The population of greater sage-grouse on the YTC occupies shrub-steppe habitats on public land. Lek surveys in 2018 showed that 6 of 20 historical leks were active with an estimated population of 112. This was a moderate increase from the estimate of 101 birds in 2017. The population subsequently declined 36% to 78 in 2019, the lowest population estimate ever recorded for the installation in more than 50 years of surveys. Only three of 20 historical leks (11%) were active in 2019, a dramatic decline since 2018. The long-term decline of the YTC population is likely due to habitat loss, degradation, and fragmentation as a result of the military’s land-use and associated wildland fires. Other possible factors such as inbreeding depression, predation, and disease may contribute to local declines. It is clear that the population on the YTC is at immediate risk of extirpation. Within YTC, the U.S. Army has designated areas of protection for the species. These Sage-grouse Protection Areas contain restrictions on military training and other land-uses. These encompass 31,809 ha, or approximately 25% of the installation. Given wildland fire often results from its land-use, YTC implements an aggressive fire prevention and suppression program which was significantly modified in 2011 to reduce the frequency of wildfire occurrence and potential for fires escaping designated fire containment areas. Despite these efforts, YTC continues to be impacted by fires resulting from its military land-use, lightning strikes, and human-caused fires originating on adjacent private lands and interstate highways. A revision of the installation’s Integrated Wildland Fire Management Plan is underway and is expected to be completed by autumn 2020.

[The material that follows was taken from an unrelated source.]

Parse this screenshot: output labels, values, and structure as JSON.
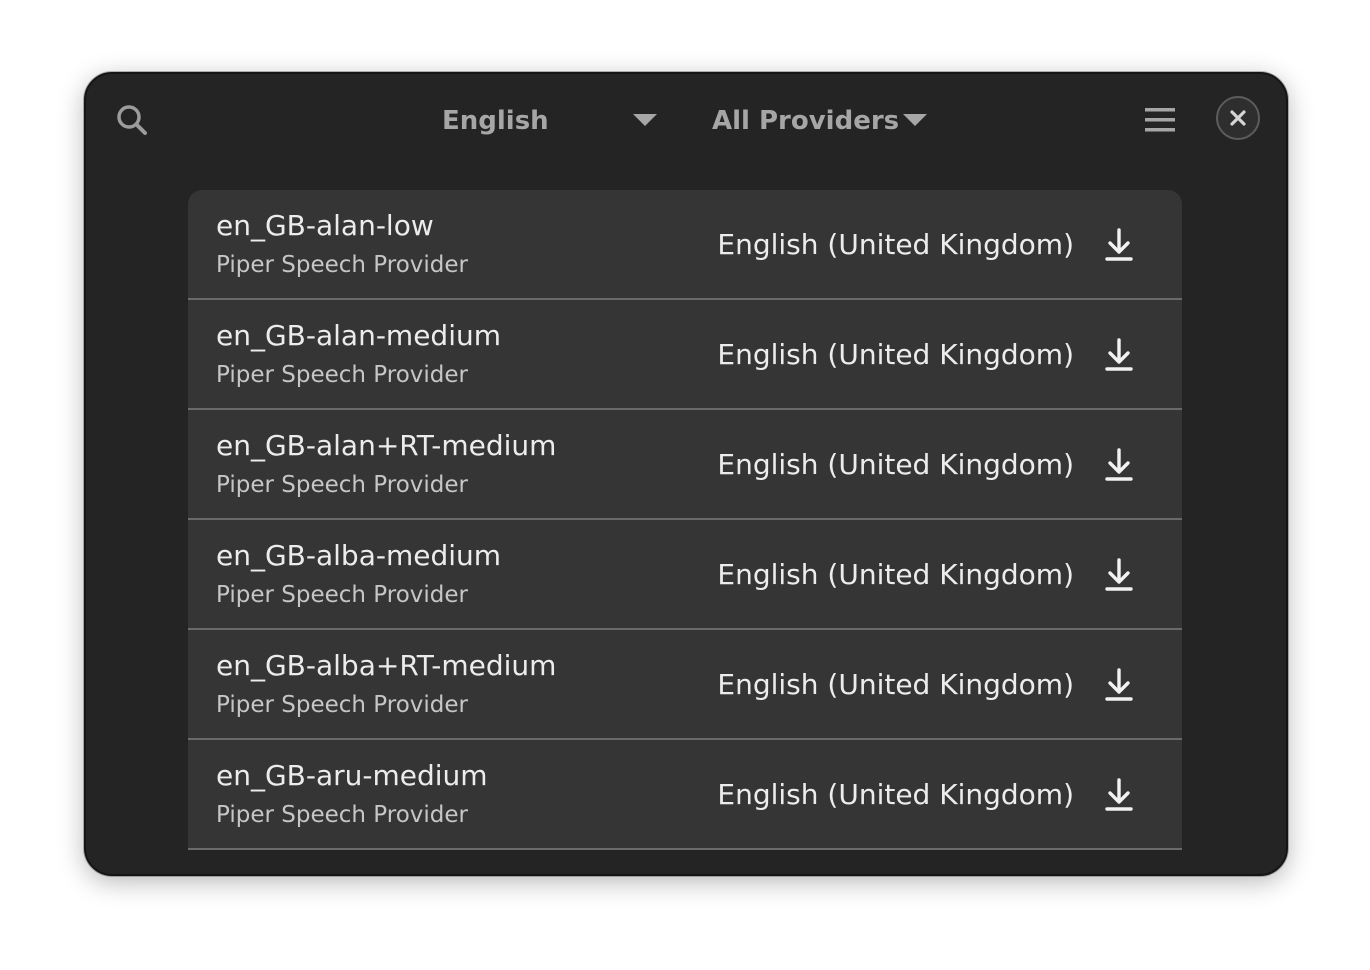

In order to restore areas impacted by military maneuvers and wildfires, the Army seeds bunchgrasses and forbs and plants tens of thousands of bare root seedlings of Wyoming big sagebrush on hundreds of hectares each year. Between 2011 and 2017 YTC completed sagebrush seeding/planting efforts on approximately 14,000 ha of previously burned areas. Military range observation towers no longer required have been removed in key sage grouse areas to reduce the number of perches and nesting platforms for raptors and common ravens and raven nests have also been removed on other structures. Fences within 2 km of leks and those in high use areas on YTC have been marked or removed.

Additionally, several land acquisitions/conservation easements occurring off the installation and additional perch/fence removal projects and implementation of perch deterrent on and/or adjacent to YTC were agreed upon as mitigation measures associated with the recent Vantage to Pomona 230KV Transmission Line Project and are currently in various stages of implementation. In addition to the management responses to military activities, the YTC also discontinued grazing by livestock in 1995.

Crab Creek

The historic presence of sage-grouse in the Crab Creek area has been well-established, as well as their extirpation. Six leks were documented in the Crab Creek area for the 1954–1986 period; they were last known to be active in 1955, 1974, 1978, 1978, 1984, and 1986. Translocations to reestablish this population were initiated in 2008 and continued through 2015; in 2011 a lek was established in a new location that continues to be active. The high male count at this lek in 2016–2019 was 23, 10, 7, and 5, respectively. The marked population decline since the last translocation in 2015, the small size, and the relative isolation suggest that continued augmentations are needed to ensure long-term persistence of the population.

Yakama Nation

The population of sage-grouse on the Yakama Nation was extirpated before the mid-1960s. A lek formed in 2013 on private land adjacent to the Yakama Nation following translocation efforts. A single male was observed on this lek in 2018, however, this male appeared to be absent in 2019.